--- Prompt ---
Please return every line from the entries that has the string "this" in it.

---------- Recorded information ----------

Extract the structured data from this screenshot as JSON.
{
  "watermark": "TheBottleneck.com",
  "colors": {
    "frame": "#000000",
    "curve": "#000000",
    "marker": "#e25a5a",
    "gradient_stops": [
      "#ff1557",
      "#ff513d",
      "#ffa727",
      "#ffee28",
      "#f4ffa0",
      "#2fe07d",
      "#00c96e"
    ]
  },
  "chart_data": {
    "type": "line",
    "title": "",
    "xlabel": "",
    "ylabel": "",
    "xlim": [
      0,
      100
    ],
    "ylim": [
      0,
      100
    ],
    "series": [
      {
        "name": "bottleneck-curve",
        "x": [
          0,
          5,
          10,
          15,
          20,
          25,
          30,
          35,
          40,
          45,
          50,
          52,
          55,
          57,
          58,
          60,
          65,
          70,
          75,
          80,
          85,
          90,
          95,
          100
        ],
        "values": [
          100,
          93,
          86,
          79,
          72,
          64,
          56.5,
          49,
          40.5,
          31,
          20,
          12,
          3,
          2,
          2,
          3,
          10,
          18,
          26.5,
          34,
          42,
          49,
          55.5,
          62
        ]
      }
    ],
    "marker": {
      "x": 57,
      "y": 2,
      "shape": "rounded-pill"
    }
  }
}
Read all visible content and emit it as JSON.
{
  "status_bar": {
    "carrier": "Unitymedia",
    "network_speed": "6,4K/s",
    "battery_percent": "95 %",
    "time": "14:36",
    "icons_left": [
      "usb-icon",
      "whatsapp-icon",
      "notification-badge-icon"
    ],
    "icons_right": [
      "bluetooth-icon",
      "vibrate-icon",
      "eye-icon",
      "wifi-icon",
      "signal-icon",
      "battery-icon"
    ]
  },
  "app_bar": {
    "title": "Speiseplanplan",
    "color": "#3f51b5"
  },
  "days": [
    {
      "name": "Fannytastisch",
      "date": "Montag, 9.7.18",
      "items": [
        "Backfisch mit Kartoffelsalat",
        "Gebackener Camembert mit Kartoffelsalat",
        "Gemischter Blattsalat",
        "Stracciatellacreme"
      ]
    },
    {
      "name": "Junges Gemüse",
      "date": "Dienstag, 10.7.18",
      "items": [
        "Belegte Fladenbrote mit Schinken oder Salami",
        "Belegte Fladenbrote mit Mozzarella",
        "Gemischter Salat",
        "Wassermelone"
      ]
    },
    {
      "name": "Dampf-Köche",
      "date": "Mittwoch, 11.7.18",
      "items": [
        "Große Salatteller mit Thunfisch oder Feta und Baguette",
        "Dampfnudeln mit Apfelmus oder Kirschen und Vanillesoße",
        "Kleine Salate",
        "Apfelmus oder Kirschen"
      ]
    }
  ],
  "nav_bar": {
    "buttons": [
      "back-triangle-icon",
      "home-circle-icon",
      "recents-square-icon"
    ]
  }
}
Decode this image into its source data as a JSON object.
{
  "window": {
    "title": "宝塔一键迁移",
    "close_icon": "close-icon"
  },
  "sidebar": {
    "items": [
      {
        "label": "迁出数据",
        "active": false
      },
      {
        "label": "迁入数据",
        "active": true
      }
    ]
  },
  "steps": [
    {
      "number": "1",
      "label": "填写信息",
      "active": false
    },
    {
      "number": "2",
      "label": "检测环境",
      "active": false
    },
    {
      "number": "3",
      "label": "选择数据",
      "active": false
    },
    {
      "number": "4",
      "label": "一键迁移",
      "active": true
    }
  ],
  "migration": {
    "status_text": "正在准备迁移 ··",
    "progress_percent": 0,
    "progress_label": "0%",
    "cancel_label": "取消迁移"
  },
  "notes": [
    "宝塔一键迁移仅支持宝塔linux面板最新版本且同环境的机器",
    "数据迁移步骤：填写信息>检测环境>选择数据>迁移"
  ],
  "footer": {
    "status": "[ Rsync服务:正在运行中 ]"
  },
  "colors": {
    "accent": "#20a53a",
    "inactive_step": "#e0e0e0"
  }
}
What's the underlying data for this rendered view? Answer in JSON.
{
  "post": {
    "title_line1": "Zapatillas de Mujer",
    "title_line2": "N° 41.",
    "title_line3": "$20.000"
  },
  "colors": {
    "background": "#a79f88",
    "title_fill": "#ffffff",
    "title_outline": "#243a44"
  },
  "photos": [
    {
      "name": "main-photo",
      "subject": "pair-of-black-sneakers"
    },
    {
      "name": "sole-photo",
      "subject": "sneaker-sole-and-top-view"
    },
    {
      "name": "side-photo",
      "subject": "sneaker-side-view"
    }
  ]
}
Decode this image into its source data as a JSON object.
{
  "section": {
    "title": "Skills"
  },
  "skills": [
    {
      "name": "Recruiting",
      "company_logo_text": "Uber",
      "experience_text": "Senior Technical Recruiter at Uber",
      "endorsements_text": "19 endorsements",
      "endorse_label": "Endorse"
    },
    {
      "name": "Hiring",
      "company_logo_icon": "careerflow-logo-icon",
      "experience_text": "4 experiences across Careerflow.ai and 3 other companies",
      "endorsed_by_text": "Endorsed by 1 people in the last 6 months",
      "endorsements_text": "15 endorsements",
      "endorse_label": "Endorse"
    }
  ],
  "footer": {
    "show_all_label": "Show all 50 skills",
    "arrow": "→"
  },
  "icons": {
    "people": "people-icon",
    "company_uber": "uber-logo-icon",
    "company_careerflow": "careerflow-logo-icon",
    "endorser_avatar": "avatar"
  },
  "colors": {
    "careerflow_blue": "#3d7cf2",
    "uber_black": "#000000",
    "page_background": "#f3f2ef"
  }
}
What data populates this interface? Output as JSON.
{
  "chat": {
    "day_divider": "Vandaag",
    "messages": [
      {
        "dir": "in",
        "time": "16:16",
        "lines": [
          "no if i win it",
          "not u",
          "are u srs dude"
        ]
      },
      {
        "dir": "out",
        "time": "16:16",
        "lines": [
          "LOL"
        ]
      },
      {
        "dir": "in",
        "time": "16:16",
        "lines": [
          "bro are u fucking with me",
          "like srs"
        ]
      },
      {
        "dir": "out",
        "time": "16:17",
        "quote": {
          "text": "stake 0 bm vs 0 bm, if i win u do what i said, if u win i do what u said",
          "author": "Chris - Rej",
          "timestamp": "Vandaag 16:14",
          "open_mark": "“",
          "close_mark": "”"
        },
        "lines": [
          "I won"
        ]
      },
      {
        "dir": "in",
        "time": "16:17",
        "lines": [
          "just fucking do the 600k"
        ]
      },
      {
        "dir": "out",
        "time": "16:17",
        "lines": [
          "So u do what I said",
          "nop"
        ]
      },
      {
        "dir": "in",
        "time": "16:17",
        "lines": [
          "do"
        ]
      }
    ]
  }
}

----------

--- Answer to the exercise ---
Extract the structured data from this screenshot as JSON.
Decode this image into its source data as a JSON object.
What's the underlying data for this rendered view? Answer in JSON.
Decode this image into its source data as a JSON object.
What data populates this interface? Output as JSON.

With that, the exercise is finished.